Stanford Business Alumni Enlisted in Supply Chain Study

IP breaches can cause big problems. Stanford is studying how investing in sustainable supply chains may help the bottom line Photograph by Getty Images

Researchers at Stanford University’s Graduate School of Business are enlisting the help of alumni to show companies how investing in sustainable supply chains may help the bottom line.

The researchers’ argument goes like this: Companies ranging from Nike to Apple suffer when their intellectual property is compromised, and IP breaches are prone to happen in vulnerable supply chains. Contractors and subcontractors have been known to sell trade secrets, infringe patents, and contribute to the production of counterfeit goods, according to the Center for Responsible Enterprise & Trade. Fake Durex condoms, cough syrup laced with antifreeze chemicals, and counterfeit Kevlar body armor are examples of the kinds of products that may result.

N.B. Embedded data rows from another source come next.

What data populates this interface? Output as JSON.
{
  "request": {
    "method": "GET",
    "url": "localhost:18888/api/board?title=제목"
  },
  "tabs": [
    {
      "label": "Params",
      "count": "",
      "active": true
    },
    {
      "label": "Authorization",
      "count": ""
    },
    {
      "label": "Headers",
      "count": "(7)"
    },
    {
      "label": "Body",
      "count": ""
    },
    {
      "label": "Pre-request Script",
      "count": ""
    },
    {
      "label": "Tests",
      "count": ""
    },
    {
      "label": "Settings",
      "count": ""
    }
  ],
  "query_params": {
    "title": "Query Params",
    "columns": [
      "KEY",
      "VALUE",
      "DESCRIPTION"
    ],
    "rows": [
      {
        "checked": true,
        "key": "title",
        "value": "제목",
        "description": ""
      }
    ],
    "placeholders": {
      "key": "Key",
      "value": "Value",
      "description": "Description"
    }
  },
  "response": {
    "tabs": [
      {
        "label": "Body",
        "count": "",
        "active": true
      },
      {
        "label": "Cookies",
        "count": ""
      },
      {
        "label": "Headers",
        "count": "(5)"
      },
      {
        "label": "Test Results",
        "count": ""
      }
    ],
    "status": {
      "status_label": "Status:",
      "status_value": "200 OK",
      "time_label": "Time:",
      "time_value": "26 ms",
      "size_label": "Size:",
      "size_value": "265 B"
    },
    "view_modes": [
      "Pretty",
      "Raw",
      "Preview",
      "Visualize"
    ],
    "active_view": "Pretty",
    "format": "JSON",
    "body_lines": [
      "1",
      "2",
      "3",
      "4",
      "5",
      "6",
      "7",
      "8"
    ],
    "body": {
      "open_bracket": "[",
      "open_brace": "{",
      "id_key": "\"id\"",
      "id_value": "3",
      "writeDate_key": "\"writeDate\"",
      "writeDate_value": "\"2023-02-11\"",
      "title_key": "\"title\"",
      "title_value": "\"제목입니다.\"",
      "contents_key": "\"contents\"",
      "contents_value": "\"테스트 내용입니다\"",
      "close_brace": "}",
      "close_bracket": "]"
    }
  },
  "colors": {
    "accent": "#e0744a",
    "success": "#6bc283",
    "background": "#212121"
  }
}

When these IP breaches happen, they may have a series of economic consequences that affect big brands, the suppliers they hire, and the distributors they choose. Ultimately, retailers such as Wal-Mart Stores and Bed, Bath & Beyond may unknowingly sell those goods, says the project’s leader and Stanford GSB professor Hau Lee.

Among the questions the Stanford team is trying to answer: Is IP protection strongest when companies pick suppliers that have high standards for worker safety and the environment? Are sustainable supply chain practices associated with strong business performance?

If the team finds correlations, that may entice more companies to improve the integrity of their supply chains well before disasters such as the April 24 Rana Plaza factory collapse in Bangladesh that killed at least 1,127.

Stanford is enlisting its alumni to test the theory. It’s begun reaching out to graduates and the school’s corporate partners to participate in a research study on supply chain management. The goal is to survey executives responsible for procurement, operations, and corporate responsibility at more than 200 companies to see if the theory pans out, and potentially create a list of best practices that are region-specific.

Through “data and evidence,” Lee says, “we hope to show how a stable supply network adds to the bottom line.”

Join the discussion on the Bloomberg Businessweek Business School Forum, visit us on Facebook, and follow @BWbschools on Twitter.